Photo: Alexandra Gardner

 

David Smooke, composer/toy piano/organizer

Composer David Smooke currently resides in Baltimore, Maryland, where he teaches music theory, rock music history, and composition at the Peabody Conservatory of Johns Hopkins University. The Washington Post claims that “Smooke has some of the most uninhibited brain cells around” and describes his music as “superb […] a kaleidoscopic sonic universe where anything could happen.” His honors include those from the Maryland State Arts Council, BMI, the National Association of Composers USA, the MacDowell Colony, and the Virginia Center for the Creative Arts. He has composed commissions for groups and individuals including the International Contemporary Ensemble (ICE), CUBE, and pianist Amy Briggs. He received an M.M. degree from the Peabody Conservatory, a B.A. magna cum laude from the University of Pennsylvania, and a Ph.D. from the University of Chicago, where he received the Century Fellowship, the highest fellowship offered by the Humanities Division. His composition teachers have included Shulamit Ran, David Rakowski, Robert Hall Lewis, and Richard Wernick. In addition to his composition activities, David performs improvisations on toy piano with the support of Schoenhut toy pianos and also blogs on New Music Box, the online magazine of the American Music Center.

Shirley Yoo, piano

The Washington Post declared pianist Shirley Yoo as having “extraordinary sensitivity and technical skill.” Highlights of performances include concerts at Steinway Hall, London; the Penderecki Festival, Banff; Tata Theatre, Mumbai; Societa Filarmonica, Trento; and Arts Centre, Seoul. Her honors include a top prize at the Kosciuszko Foundation Chopin Competition, a Presser Foundation Award, and a Maryland State Arts Council Grant. Her primary teachers include Raymond Hanson, Ann Koscielny, Noretta Conci-Leech and Ellen Mack.

Shirley graduated Phi Beta Kappa with a Bachelor of Arts degree from Johns Hopkins University and received her Master of Music degree with highest honors at the University of Maryland on a fellowship. After attending the Royal Academy of Music in London, UK, she earned her Doctor of Musical Arts degree at Peabody Conservatory, where she was a faculty member in the Theory Department.
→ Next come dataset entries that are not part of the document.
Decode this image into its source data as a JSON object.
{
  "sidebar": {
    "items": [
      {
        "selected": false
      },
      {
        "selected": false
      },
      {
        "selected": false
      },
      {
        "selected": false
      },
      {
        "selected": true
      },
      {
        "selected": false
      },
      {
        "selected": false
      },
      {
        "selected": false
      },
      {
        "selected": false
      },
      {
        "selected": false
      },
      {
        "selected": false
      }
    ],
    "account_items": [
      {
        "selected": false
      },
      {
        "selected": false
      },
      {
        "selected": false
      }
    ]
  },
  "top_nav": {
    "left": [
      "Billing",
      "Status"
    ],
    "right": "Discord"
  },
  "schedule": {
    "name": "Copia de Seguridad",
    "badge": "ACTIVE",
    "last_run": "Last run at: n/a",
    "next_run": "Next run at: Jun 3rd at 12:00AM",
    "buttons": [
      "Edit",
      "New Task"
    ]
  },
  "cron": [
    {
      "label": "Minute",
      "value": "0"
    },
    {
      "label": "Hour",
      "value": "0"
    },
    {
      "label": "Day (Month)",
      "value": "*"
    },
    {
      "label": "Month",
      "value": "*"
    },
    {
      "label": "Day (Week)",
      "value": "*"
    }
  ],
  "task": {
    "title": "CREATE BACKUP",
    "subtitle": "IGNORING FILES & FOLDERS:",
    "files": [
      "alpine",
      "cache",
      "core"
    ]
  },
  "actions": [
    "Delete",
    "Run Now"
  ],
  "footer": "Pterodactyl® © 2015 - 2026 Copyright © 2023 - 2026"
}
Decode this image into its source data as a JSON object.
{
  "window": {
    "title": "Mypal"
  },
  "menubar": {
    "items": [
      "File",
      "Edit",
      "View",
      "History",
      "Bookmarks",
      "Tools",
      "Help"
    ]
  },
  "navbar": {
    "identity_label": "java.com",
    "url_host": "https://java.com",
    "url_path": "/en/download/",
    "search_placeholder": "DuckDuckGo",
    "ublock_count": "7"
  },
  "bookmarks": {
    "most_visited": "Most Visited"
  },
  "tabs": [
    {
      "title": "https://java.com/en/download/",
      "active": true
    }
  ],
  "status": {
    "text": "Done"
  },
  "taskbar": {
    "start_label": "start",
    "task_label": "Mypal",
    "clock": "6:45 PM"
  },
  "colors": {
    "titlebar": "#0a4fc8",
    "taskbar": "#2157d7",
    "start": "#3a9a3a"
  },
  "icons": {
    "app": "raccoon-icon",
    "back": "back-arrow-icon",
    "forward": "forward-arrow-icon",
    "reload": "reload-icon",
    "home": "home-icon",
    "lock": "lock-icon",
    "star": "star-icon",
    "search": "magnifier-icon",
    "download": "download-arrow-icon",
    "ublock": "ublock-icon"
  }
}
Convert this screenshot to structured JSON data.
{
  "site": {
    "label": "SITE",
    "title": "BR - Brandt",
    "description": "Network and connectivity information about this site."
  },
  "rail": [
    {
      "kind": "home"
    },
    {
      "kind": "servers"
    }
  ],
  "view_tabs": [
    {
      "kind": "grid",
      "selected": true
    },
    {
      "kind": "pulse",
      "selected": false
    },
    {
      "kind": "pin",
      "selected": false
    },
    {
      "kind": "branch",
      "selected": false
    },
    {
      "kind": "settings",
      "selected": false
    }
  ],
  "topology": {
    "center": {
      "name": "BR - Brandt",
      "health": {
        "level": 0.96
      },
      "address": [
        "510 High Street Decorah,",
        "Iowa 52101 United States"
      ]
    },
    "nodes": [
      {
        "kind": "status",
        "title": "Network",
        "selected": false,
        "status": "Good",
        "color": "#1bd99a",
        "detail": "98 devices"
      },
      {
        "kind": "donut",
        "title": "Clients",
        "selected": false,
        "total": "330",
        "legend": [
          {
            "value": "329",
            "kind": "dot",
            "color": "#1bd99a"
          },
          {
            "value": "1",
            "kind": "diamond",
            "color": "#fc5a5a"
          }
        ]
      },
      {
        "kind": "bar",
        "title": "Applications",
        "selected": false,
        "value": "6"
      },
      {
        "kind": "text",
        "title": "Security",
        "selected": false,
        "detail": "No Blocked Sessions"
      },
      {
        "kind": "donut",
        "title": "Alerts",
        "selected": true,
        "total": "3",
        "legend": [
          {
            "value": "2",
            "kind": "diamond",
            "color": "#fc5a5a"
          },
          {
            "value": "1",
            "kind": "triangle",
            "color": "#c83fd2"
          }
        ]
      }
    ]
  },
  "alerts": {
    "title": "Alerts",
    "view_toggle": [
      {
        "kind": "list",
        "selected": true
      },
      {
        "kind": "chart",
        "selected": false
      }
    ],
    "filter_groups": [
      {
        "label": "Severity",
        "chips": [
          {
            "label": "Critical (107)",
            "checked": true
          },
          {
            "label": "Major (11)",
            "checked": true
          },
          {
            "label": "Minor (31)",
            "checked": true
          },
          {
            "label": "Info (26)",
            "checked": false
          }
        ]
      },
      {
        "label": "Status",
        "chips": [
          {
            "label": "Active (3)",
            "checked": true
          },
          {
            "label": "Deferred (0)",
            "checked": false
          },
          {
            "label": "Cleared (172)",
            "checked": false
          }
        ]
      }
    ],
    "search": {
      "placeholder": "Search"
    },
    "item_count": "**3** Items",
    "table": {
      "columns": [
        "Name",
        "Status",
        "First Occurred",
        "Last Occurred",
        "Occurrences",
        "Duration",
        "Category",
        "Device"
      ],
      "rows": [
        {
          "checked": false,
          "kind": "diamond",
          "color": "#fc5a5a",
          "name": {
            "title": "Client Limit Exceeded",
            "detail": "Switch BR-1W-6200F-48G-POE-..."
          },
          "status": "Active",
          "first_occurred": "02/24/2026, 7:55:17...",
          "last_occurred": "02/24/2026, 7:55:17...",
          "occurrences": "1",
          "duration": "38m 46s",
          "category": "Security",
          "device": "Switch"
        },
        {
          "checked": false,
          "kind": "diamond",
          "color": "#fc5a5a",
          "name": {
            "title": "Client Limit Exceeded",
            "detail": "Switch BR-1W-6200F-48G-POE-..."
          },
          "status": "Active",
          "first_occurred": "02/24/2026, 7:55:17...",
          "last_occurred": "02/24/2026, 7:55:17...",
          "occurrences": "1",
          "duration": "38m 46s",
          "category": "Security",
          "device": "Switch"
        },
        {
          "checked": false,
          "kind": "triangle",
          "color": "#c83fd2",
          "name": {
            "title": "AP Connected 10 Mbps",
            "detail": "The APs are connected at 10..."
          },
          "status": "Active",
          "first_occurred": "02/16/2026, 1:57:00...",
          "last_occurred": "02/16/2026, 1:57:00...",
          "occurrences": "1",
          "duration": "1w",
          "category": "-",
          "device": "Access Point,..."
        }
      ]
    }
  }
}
Shirley is now Assistant Professor of Piano at Mercyhurst College in Erie, PA where she serves as the coordinator of the keyboard area and is also artist-in-residence as the pianist of the D’Angelo Trio.

Additional Performers with LotUS

 

Stephen Buck, piano (October 21 concert)

 

 

David Schotzko, percussion (October 21 concert)